Last week I spent 4 days in New York City-fun, yes! but unfortunately my stomach had to go with me.  It can be more of a challenge for an IBS sufferer to travel.  At home it’s easy toIMG_1267 control your meals but traveling presents a lot of different challenges-not to mention changes in regularity.

My advice is to plan ahead as much as possible.  Find the supplements and foods that travel well. Be creative:  hard boiled eggs, homemade trail mix, veggies and fruits. I have even traveled with squash and salads on the airplane, not only does it save money but it travels well with little refrigeration.  Find out what you will have available at and near your accommodations: a mini-fridge, a kitchenette; nearby grocery stores?
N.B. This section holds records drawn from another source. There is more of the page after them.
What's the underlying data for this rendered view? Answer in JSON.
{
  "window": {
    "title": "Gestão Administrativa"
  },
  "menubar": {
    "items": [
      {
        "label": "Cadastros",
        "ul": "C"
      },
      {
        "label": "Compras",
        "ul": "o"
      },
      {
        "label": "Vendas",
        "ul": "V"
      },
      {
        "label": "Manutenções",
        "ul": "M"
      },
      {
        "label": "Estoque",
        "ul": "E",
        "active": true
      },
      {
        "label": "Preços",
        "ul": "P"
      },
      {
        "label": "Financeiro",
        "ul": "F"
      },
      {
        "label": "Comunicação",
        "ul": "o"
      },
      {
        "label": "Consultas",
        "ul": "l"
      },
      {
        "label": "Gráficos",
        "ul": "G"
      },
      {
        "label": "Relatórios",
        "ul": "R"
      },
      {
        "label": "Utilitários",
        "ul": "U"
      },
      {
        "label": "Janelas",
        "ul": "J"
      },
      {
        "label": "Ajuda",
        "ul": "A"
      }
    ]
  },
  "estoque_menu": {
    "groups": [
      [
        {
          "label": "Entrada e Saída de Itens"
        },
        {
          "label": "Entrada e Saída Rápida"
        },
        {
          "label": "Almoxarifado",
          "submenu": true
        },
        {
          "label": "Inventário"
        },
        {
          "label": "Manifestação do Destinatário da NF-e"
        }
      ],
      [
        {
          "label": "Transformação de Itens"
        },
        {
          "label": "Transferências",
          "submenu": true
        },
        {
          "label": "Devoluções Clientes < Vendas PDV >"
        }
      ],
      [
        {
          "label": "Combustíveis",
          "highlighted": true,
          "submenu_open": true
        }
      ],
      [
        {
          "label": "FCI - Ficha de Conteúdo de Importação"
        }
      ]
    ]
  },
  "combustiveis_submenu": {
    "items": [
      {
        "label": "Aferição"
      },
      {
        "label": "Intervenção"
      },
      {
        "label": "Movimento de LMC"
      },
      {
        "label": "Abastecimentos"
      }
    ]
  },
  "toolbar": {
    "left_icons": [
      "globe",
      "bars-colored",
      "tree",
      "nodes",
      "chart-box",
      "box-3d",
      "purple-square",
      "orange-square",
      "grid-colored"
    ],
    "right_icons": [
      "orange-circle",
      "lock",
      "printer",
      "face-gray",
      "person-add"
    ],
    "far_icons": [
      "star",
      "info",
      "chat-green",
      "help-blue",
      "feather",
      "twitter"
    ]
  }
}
Does the hotel provide breakfast and what kind-full service or bread and jelly?

I may also loosen the rules to give more variety and purchase pre-made snacks such as KIND low-glycemic bars .  I usually tolerate them well even though they do have chocolate.  It’s the fact that they are only 5g of sugar, which is what I like as opposed to most “health” food bars with upwards of 30g of sugar per serving, no-no for someone with fermentation issues!  I also take with me plenty of protein powder.  I use RAW MEAL, which only has 1g of sugar per serving and is vegan.  It is loaded with lots of great veggies and sprouted grains, which are easier to digest.

So breakfast was covered.  The Airbnb I stayed in provided fruit, which I sprinkled with my “Nut-ola” (see last post for recipe!)  and a protein shake. It was great tasting, balanced and nutritious.  It even tided me over till lunch, which is great when fasting in between meals is best for digestion.

Lunch and dinner in NYC may be a little more expensive than your local fare but at least there are plenty of choices for eating healthy!  Organic food, salad cafes, vegetarian, vegan, meat eaters, whatever, it’s there!  But what about those places not as full of variety? That’s where you need to ask a lot of questions.  It’s in the restaurant’s best interest to provide and accommodate the best they can for their customer and it’s YOUR job to function and feel the best YOU can, especially while traveling.

And if things don’t work out as they do at home in a controlled environment, try not to stress!  Stressing can make digestion worse.  Try to remember to always take your digestive enzymes, just in case!  I always keep them in my purse for instances where I can’t control the menu.

And lastly, have fun!  Traveling can be stressful, especially for those of us with digestive issues but don’t let that take away from the wonderful and exciting experiences that come with traveling.  And for goodness sakes, when traveling to France, try that freshly baked croissant! Just make sure your digestive enzymes are in tow!


Have a happy and healthy day (and travels)!!